Divine blessings have been made available to Heavenly Father’s children through the prophetic ministry of Joseph Smith.

Invite students to read the first sentence of Doctrine and Covenants 135:3, which teaches that Joseph Smith has done more for the salvation of people in this world than any other person except Jesus Christ. (You might encourage students to mark this truth in their scriptures.)

Consider asking students to share how they would explain this truth to a friend of another Christian faith.

Invite students to read the rest of Doctrine and Covenants 135:3, looking for the contributions the Prophet Joseph Smith made to help Heavenly Father’s children gain salvation. Have students report what they found. You might list their responses on the board.

  • What else would you add to the list of contributions the Prophet Joseph Smith has made for the salvation of the world?

Invite students to choose one of the following questions to answer. Provide students some time to record their thoughts.

  • What experiences have you had that have helped you gain a testimony of the Prophet Joseph Smith?

  • How has your life been influenced and blessed because Joseph Smith fulfilled his prophetic mission?

After sufficient time, invite a few students to share with the class what they wrote. Conclude by sharing your testimony of the Prophet Joseph Smith.

For Next Time

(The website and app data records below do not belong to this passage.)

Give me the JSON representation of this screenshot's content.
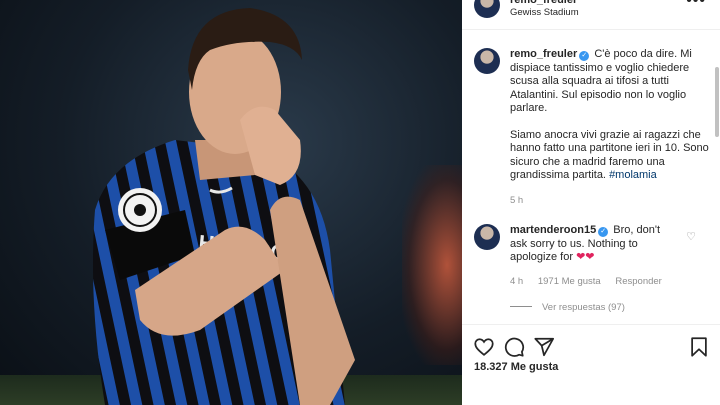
{
  "post": {
    "header": {
      "username": "remo_freuler",
      "location": "Gewiss Stadium",
      "more_icon": "more-horizontal-icon"
    },
    "caption": {
      "username": "remo_freuler",
      "paragraph1": "C'è poco da dire. Mi dispiace tantissimo e voglio chiedere scusa alla squadra ai tifosi a tutti Atalantini. Sul episodio non lo voglio parlare.",
      "paragraph2": "Siamo anocra vivi grazie ai ragazzi che hanno fatto una partitone ieri in 10. Sono sicuro che a madrid faremo una grandissima partita.",
      "hashtag": "#molamia",
      "time": "5 h"
    },
    "comment": {
      "username": "martenderoon15",
      "text": "Bro, don't ask sorry to us. Nothing to apologize for",
      "emoji": "❤❤",
      "time": "4 h",
      "likes": "1971 Me gusta",
      "reply_label": "Responder",
      "view_replies": "Ver respuestas (97)"
    },
    "likes_count": "18.327 Me gusta"
  },
  "colors": {
    "verified": "#3897f0",
    "hashtag": "#00376b",
    "heart": "#e0245e",
    "muted_text": "#8e8e8e"
  }
}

Ask students to imagine what it might be like to be called to lead in the Church with little experience and many weaknesses. Invite them to ponder whether or not they would have faith and trust that the Lord would help them in such a calling. Encourage students to study the preparation material for the next lesson with this question in mind.